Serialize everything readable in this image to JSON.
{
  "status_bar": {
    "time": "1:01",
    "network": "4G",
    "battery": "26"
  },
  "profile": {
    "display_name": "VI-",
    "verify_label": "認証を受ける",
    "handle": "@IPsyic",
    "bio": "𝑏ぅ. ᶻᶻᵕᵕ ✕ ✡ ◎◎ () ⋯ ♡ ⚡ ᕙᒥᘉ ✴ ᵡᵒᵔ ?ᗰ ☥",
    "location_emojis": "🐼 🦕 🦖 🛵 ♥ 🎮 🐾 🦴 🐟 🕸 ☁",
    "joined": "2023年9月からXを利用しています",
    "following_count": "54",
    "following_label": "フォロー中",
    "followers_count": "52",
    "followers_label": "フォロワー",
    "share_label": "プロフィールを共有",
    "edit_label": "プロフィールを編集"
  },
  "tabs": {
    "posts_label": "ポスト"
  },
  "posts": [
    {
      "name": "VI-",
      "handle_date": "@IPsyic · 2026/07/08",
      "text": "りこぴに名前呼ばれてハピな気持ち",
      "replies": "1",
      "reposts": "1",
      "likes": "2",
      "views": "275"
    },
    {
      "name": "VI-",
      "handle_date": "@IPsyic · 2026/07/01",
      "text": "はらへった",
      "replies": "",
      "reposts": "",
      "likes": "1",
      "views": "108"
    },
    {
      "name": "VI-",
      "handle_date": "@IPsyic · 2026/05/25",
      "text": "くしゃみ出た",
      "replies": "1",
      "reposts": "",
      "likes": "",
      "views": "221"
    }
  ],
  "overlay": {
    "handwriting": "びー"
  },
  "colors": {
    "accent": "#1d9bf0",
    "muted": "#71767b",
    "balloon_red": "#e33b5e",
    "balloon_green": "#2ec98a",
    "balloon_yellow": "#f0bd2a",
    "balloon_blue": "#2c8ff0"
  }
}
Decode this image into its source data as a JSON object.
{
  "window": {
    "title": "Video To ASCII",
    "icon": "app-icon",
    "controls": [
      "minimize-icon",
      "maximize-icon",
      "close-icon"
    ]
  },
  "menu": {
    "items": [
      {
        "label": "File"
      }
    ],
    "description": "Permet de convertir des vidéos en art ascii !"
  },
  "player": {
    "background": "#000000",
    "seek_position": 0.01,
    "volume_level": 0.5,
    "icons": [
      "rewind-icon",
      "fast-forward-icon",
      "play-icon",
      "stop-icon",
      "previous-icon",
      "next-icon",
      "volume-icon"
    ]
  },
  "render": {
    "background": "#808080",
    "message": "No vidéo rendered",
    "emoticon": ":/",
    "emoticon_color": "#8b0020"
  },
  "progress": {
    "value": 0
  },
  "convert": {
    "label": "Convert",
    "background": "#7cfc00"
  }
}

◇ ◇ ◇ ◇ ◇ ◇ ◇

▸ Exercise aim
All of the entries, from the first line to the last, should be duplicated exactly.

▸ Solution to this problem
Serialize everything readable in this image to JSON.
{
  "status_bar": {
    "time": "1:01",
    "network": "4G",
    "battery": "26"
  },
  "profile": {
    "display_name": "VI-",
    "verify_label": "認証を受ける",
    "handle": "@IPsyic",
    "bio": "𝑏ぅ. ᶻᶻᵕᵕ ✕ ✡ ◎◎ () ⋯ ♡ ⚡ ᕙᒥᘉ ✴ ᵡᵒᵔ ?ᗰ ☥",
    "location_emojis": "🐼 🦕 🦖 🛵 ♥ 🎮 🐾 🦴 🐟 🕸 ☁",
    "joined": "2023年9月からXを利用しています",
    "following_count": "54",
    "following_label": "フォロー中",
    "followers_count": "52",
    "followers_label": "フォロワー",
    "share_label": "プロフィールを共有",
    "edit_label": "プロフィールを編集"
  },
  "tabs": {
    "posts_label": "ポスト"
  },
  "posts": [
    {
      "name": "VI-",
      "handle_date": "@IPsyic · 2026/07/08",
      "text": "りこぴに名前呼ばれてハピな気持ち",
      "replies": "1",
      "reposts": "1",
      "likes": "2",
      "views": "275"
    },
    {
      "name": "VI-",
      "handle_date": "@IPsyic · 2026/07/01",
      "text": "はらへった",
      "replies": "",
      "reposts": "",
      "likes": "1",
      "views": "108"
    },
    {
      "name": "VI-",
      "handle_date": "@IPsyic · 2026/05/25",
      "text": "くしゃみ出た",
      "replies": "1",
      "reposts": "",
      "likes": "",
      "views": "221"
    }
  ],
  "overlay": {
    "handwriting": "びー"
  },
  "colors": {
    "accent": "#1d9bf0",
    "muted": "#71767b",
    "balloon_red": "#e33b5e",
    "balloon_green": "#2ec98a",
    "balloon_yellow": "#f0bd2a",
    "balloon_blue": "#2c8ff0"
  }
}
Decode this image into its source data as a JSON object.
{
  "window": {
    "title": "Video To ASCII",
    "icon": "app-icon",
    "controls": [
      "minimize-icon",
      "maximize-icon",
      "close-icon"
    ]
  },
  "menu": {
    "items": [
      {
        "label": "File"
      }
    ],
    "description": "Permet de convertir des vidéos en art ascii !"
  },
  "player": {
    "background": "#000000",
    "seek_position": 0.01,
    "volume_level": 0.5,
    "icons": [
      "rewind-icon",
      "fast-forward-icon",
      "play-icon",
      "stop-icon",
      "previous-icon",
      "next-icon",
      "volume-icon"
    ]
  },
  "render": {
    "background": "#808080",
    "message": "No vidéo rendered",
    "emoticon": ":/",
    "emoticon_color": "#8b0020"
  },
  "progress": {
    "value": 0
  },
  "convert": {
    "label": "Convert",
    "background": "#7cfc00"
  }
}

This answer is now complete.